How can we truly prevent crime? That is, how do we effect a change in people’s hearts and minds that will stop them from committing crimes in the first place?
Mere hoping for the best won’t do it. The best education doesn’t always work, nor the best parenting. In too many cases, even the threat of harsh punishment doesn’t work.
Every one of the governments in the world, from local, regional to national, attempts by retaliatory laws to restrain its citizens from committing crimes, employing punishments that range from mild to severe to death. Justice systems in too many countries punish the poor and exempt the privileged. For many with high-priced, effective legal counsel, criminal punishments seem like a very remote possibility.
Jails and prisons abound. From municipal jails to large county jails, to state prisons, then federal prisons here in the United States, the Prison Policy Initiative estimates that our country now incarcerates 2,298,300 people out of a population of 324.2 million. This means almost one percent of America’s population looks out at the world from behind bars. No other country in the world imprisons such a high percentage of its citizens – the United States, with 4.4% of the global population, imprisons 22% of the world’s prisoners, the vast majority of them poor or people of color.
But this mass incarceration only tells a small part of the story.
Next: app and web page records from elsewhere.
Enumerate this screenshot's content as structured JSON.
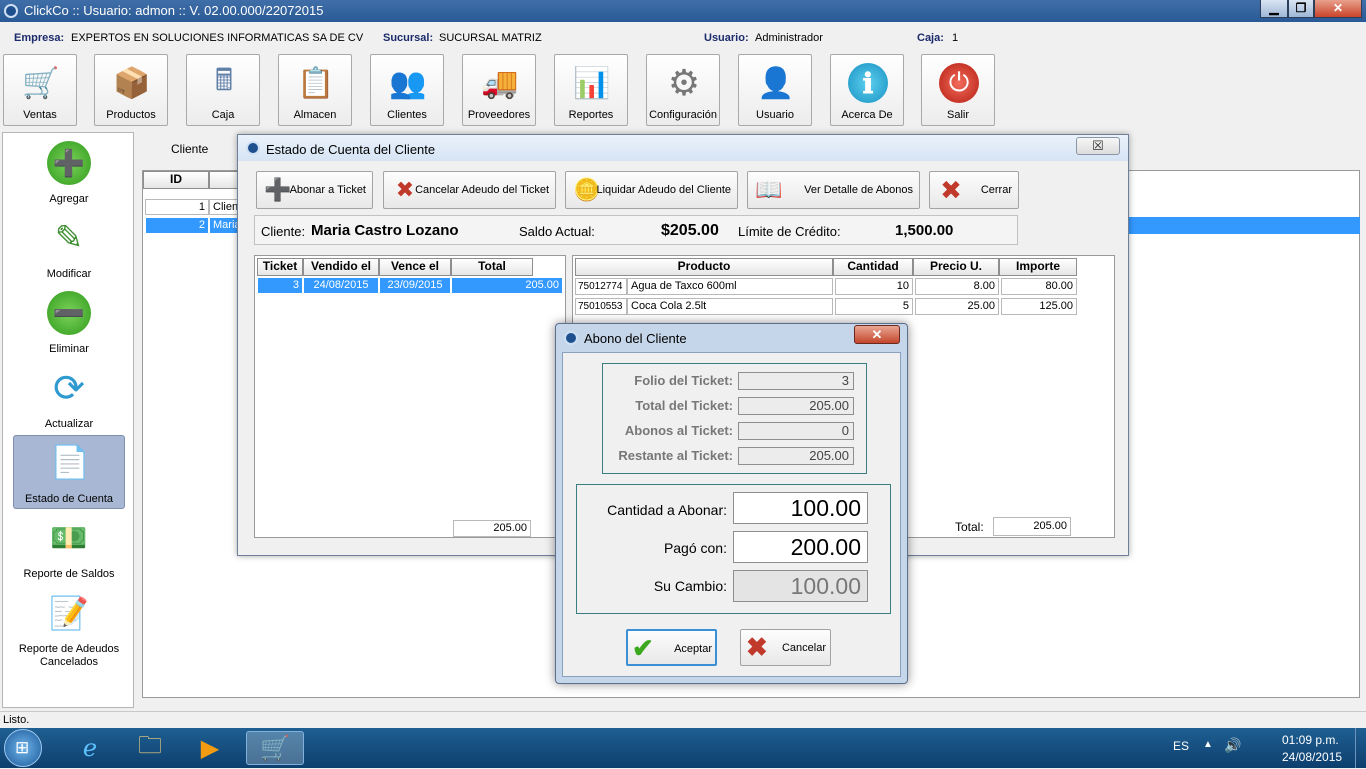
{
  "window": {
    "title": "ClickCo :: Usuario: admon :: V. 02.00.000/22072015",
    "min": "▁",
    "max": "❐",
    "close": "✕"
  },
  "info": {
    "empresa_label": "Empresa:",
    "empresa": "EXPERTOS EN SOLUCIONES INFORMATICAS SA DE CV",
    "sucursal_label": "Sucursal:",
    "sucursal": "SUCURSAL MATRIZ",
    "usuario_label": "Usuario:",
    "usuario": "Administrador",
    "caja_label": "Caja:",
    "caja": "1"
  },
  "toolbar": [
    {
      "label": "Ventas",
      "icon": "🛒"
    },
    {
      "label": "Productos",
      "icon": "📦"
    },
    {
      "label": "Caja",
      "icon": "🖩"
    },
    {
      "label": "Almacen",
      "icon": "📋"
    },
    {
      "label": "Clientes",
      "icon": "👥"
    },
    {
      "label": "Proveedores",
      "icon": "🚚"
    },
    {
      "label": "Reportes",
      "icon": "📊"
    },
    {
      "label": "Configuración",
      "icon": "⚙"
    },
    {
      "label": "Usuario",
      "icon": "👤"
    },
    {
      "label": "Acerca De",
      "icon": "ℹ"
    },
    {
      "label": "Salir",
      "icon": "⏻"
    }
  ],
  "sidebar": [
    {
      "label": "Agregar",
      "icon": "➕"
    },
    {
      "label": "Modificar",
      "icon": "✎"
    },
    {
      "label": "Eliminar",
      "icon": "➖"
    },
    {
      "label": "Actualizar",
      "icon": "⟳"
    },
    {
      "label": "Estado de Cuenta",
      "icon": "📄"
    },
    {
      "label": "Reporte de Saldos",
      "icon": "💵"
    },
    {
      "label": "Reporte de Adeudos Cancelados",
      "icon": "📝"
    }
  ],
  "clients": {
    "label": "Cliente",
    "col_id": "ID",
    "rows": [
      {
        "id": "1",
        "name": "Client"
      },
      {
        "id": "2",
        "name": "Maria"
      }
    ]
  },
  "estado": {
    "title": "Estado de Cuenta del Cliente",
    "close": "☒",
    "buttons": [
      {
        "label": "Abonar a Ticket",
        "icon": "➕"
      },
      {
        "label": "Cancelar Adeudo del Ticket",
        "icon": "✖"
      },
      {
        "label": "Liquidar Adeudo del Cliente",
        "icon": "🪙"
      },
      {
        "label": "Ver Detalle de Abonos",
        "icon": "📖"
      },
      {
        "label": "Cerrar",
        "icon": "✖"
      }
    ],
    "cliente_label": "Cliente:",
    "cliente": "Maria Castro Lozano",
    "saldo_label": "Saldo Actual:",
    "saldo": "$205.00",
    "limite_label": "Límite de Crédito:",
    "limite": "1,500.00",
    "tickets_headers": [
      "Ticket",
      "Vendido el",
      "Vence el",
      "Total"
    ],
    "tickets": [
      {
        "ticket": "3",
        "vendido": "24/08/2015",
        "vence": "23/09/2015",
        "total": "205.00"
      }
    ],
    "tickets_total": "205.00",
    "products_headers": [
      "Producto",
      "Cantidad",
      "Precio U.",
      "Importe"
    ],
    "products": [
      {
        "code": "75012774",
        "name": "Agua de Taxco 600ml",
        "cantidad": "10",
        "precio": "8.00",
        "importe": "80.00"
      },
      {
        "code": "75010553",
        "name": "Coca Cola 2.5lt",
        "cantidad": "5",
        "precio": "25.00",
        "importe": "125.00"
      }
    ],
    "total_label": "Total:",
    "total": "205.00"
  },
  "abono": {
    "title": "Abono del Cliente",
    "close": "✕",
    "folio_label": "Folio del Ticket:",
    "folio": "3",
    "total_label": "Total del Ticket:",
    "total": "205.00",
    "abonos_label": "Abonos al Ticket:",
    "abonos": "0",
    "restante_label": "Restante al Ticket:",
    "restante": "205.00",
    "cantidad_label": "Cantidad a Abonar:",
    "cantidad": "100.00",
    "pago_label": "Pagó con:",
    "pago": "200.00",
    "cambio_label": "Su Cambio:",
    "cambio": "100.00",
    "accept": "Aceptar",
    "cancel": "Cancelar"
  },
  "status": "Listo.",
  "taskbar": {
    "lang": "ES",
    "time": "01:09 p.m.",
    "date": "24/08/2015"
  }
}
Along with the millions locked up behind bars, the U.S. Bureau of Justice reports that at any given time almost 5 million additional adults are under some form of “community supervision” – parole, probation or forced community service. American society uses prison sentences, probation and community service to force criminals to atone for their unseemly or illegal acts at higher rates than any other country on Earth.
Ideally, punishment should rehabilitate the criminal – but in our system, that doesn’t happen often enough. Once a person has served time in “the system,” chances are they’ll return. That’s called recidivism, and the U.S. Bureau of Justice Statistics reports, in a study of 405,000 prisoners in 30 states conducted in 2005, that 77% of former inmates were re-arrested within five years of their release.
It might be easier, some insist, to convert lead into gold then to change criminal intent once a person contemplates actually committing a crime.
So how do we change the contemplation itself? How does a society impact the individual’s motivation to do an illegal thing or to act reprehensibly? Or perform an unethical thing? Or a hurtful thing? How do civilizations convince their populations to act in a civil manner?
The Baha’i teachings offer answers to those important questions:
The body politic … must punish the oppressor, the murderer, and the assailant, to dissuade and deter others from committing similar crimes. But that which is essential is to educate the masses so that no crimes will be committed in the first place; for a people can be so educated as to shrink entirely from any crime, and indeed regard the crime itself as the greatest chastisement and the most grievous torment and punishment.
The body politic is engaged day and night in devising penal laws and in providing for ways and means of punishment. It builds prisons, acquires chains and fetters, and ordains places of exile and banishment, of torment and hardship, seeking thereby to reform the criminal, whereas in reality this only brings about the degradation of morals and subversion of character. The body politic should instead strive night and day, bending every effort to ensure that souls are properly educated, that they progress day by day, that they advance in science and learning, that they acquire praiseworthy virtues and laudable manners, and that they forsake violent behaviour, so that crimes might never occur. At the present time the contrary prevails: The body politic is ever seeking to strengthen penal laws and securing means of punishment, instruments of death and chastisement, and places of imprisonment and exile, and then waiting for crimes to be committed. This has a most detrimental effect. – Abdu’l-Baha, Some Answered Questions, newly revised edition, pp. 309-313.
What can change these inclinations and policies on the part of individuals, institutions, and governments?
An educated populace, statistics prove, generally has a lower crime rate. But formal academic schooling isn’t the only kind of education the Baha’i writings recommend – Baha’is also emphasize moral and spiritual education:
… if the masses were educated so that knowledge and learning increased day by day, understanding was broadened, perceptions were refined, morals were rectified and manners reformed – in a word, that progress was made with respect to every degree of perfection – then the occurrence of crime would subside.
Experience has shown that crime is less prevalent among civilized peoples – that is, among those who have acquired true civilization. And true civilization is divine civilization, the civilization of those who combine material and spiritual perfections. As ignorance is the root cause of crime, the more knowledge and learning advance, the less crime will be committed. – Ibid., p. 313.
The Baha’i teachings impel the world toward a new view of the purpose of humanity and creation, a view of respect and love, a view of hope toward the future. In terms of the criminal justice systems of the world, Baha’is believe that practical steps can be taken to change human behavior to the positive. In the concluding essay in this series, we’ll explore those steps.